__EXERCISE DESCRIPTION__: Reproduce each record below in full, word for word, without images.
*** Opening PROVIDED MATERIAL ***
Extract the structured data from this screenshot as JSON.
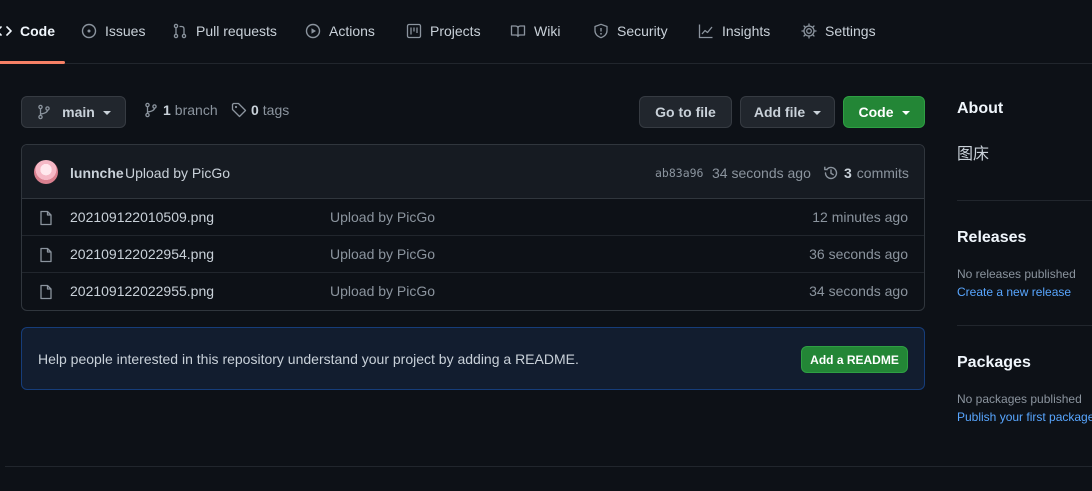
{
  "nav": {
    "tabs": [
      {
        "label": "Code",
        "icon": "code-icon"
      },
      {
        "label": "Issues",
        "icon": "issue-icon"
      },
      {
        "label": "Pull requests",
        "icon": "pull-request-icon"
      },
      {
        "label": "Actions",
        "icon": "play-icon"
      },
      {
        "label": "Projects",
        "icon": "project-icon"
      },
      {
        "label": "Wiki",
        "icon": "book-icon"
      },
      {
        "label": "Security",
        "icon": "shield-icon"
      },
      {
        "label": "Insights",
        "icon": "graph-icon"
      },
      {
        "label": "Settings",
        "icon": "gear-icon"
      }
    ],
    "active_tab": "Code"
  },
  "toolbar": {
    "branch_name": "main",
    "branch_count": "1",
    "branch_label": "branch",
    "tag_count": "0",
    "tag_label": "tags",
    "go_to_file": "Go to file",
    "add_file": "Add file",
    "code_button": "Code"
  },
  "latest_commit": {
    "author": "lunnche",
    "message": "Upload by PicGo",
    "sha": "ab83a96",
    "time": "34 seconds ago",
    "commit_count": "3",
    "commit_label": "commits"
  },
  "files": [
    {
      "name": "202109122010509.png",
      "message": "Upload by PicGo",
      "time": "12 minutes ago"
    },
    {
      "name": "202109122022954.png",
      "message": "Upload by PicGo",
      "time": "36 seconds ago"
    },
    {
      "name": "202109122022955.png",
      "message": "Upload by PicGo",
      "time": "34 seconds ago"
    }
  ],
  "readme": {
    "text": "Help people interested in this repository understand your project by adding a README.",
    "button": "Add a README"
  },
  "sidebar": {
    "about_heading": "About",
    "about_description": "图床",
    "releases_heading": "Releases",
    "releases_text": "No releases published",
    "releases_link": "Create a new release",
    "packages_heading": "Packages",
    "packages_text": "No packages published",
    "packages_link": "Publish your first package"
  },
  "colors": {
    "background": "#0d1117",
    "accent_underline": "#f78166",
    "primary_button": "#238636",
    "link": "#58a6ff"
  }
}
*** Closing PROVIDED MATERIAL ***
__EXERCISE ANSWER__:
Extract the structured data from this screenshot as JSON.
{
  "nav": {
    "tabs": [
      {
        "label": "Code",
        "icon": "code-icon"
      },
      {
        "label": "Issues",
        "icon": "issue-icon"
      },
      {
        "label": "Pull requests",
        "icon": "pull-request-icon"
      },
      {
        "label": "Actions",
        "icon": "play-icon"
      },
      {
        "label": "Projects",
        "icon": "project-icon"
      },
      {
        "label": "Wiki",
        "icon": "book-icon"
      },
      {
        "label": "Security",
        "icon": "shield-icon"
      },
      {
        "label": "Insights",
        "icon": "graph-icon"
      },
      {
        "label": "Settings",
        "icon": "gear-icon"
      }
    ],
    "active_tab": "Code"
  },
  "toolbar": {
    "branch_name": "main",
    "branch_count": "1",
    "branch_label": "branch",
    "tag_count": "0",
    "tag_label": "tags",
    "go_to_file": "Go to file",
    "add_file": "Add file",
    "code_button": "Code"
  },
  "latest_commit": {
    "author": "lunnche",
    "message": "Upload by PicGo",
    "sha": "ab83a96",
    "time": "34 seconds ago",
    "commit_count": "3",
    "commit_label": "commits"
  },
  "files": [
    {
      "name": "202109122010509.png",
      "message": "Upload by PicGo",
      "time": "12 minutes ago"
    },
    {
      "name": "202109122022954.png",
      "message": "Upload by PicGo",
      "time": "36 seconds ago"
    },
    {
      "name": "202109122022955.png",
      "message": "Upload by PicGo",
      "time": "34 seconds ago"
    }
  ],
  "readme": {
    "text": "Help people interested in this repository understand your project by adding a README.",
    "button": "Add a README"
  },
  "sidebar": {
    "about_heading": "About",
    "about_description": "图床",
    "releases_heading": "Releases",
    "releases_text": "No releases published",
    "releases_link": "Create a new release",
    "packages_heading": "Packages",
    "packages_text": "No packages published",
    "packages_link": "Publish your first package"
  },
  "colors": {
    "background": "#0d1117",
    "accent_underline": "#f78166",
    "primary_button": "#238636",
    "link": "#58a6ff"
  }
}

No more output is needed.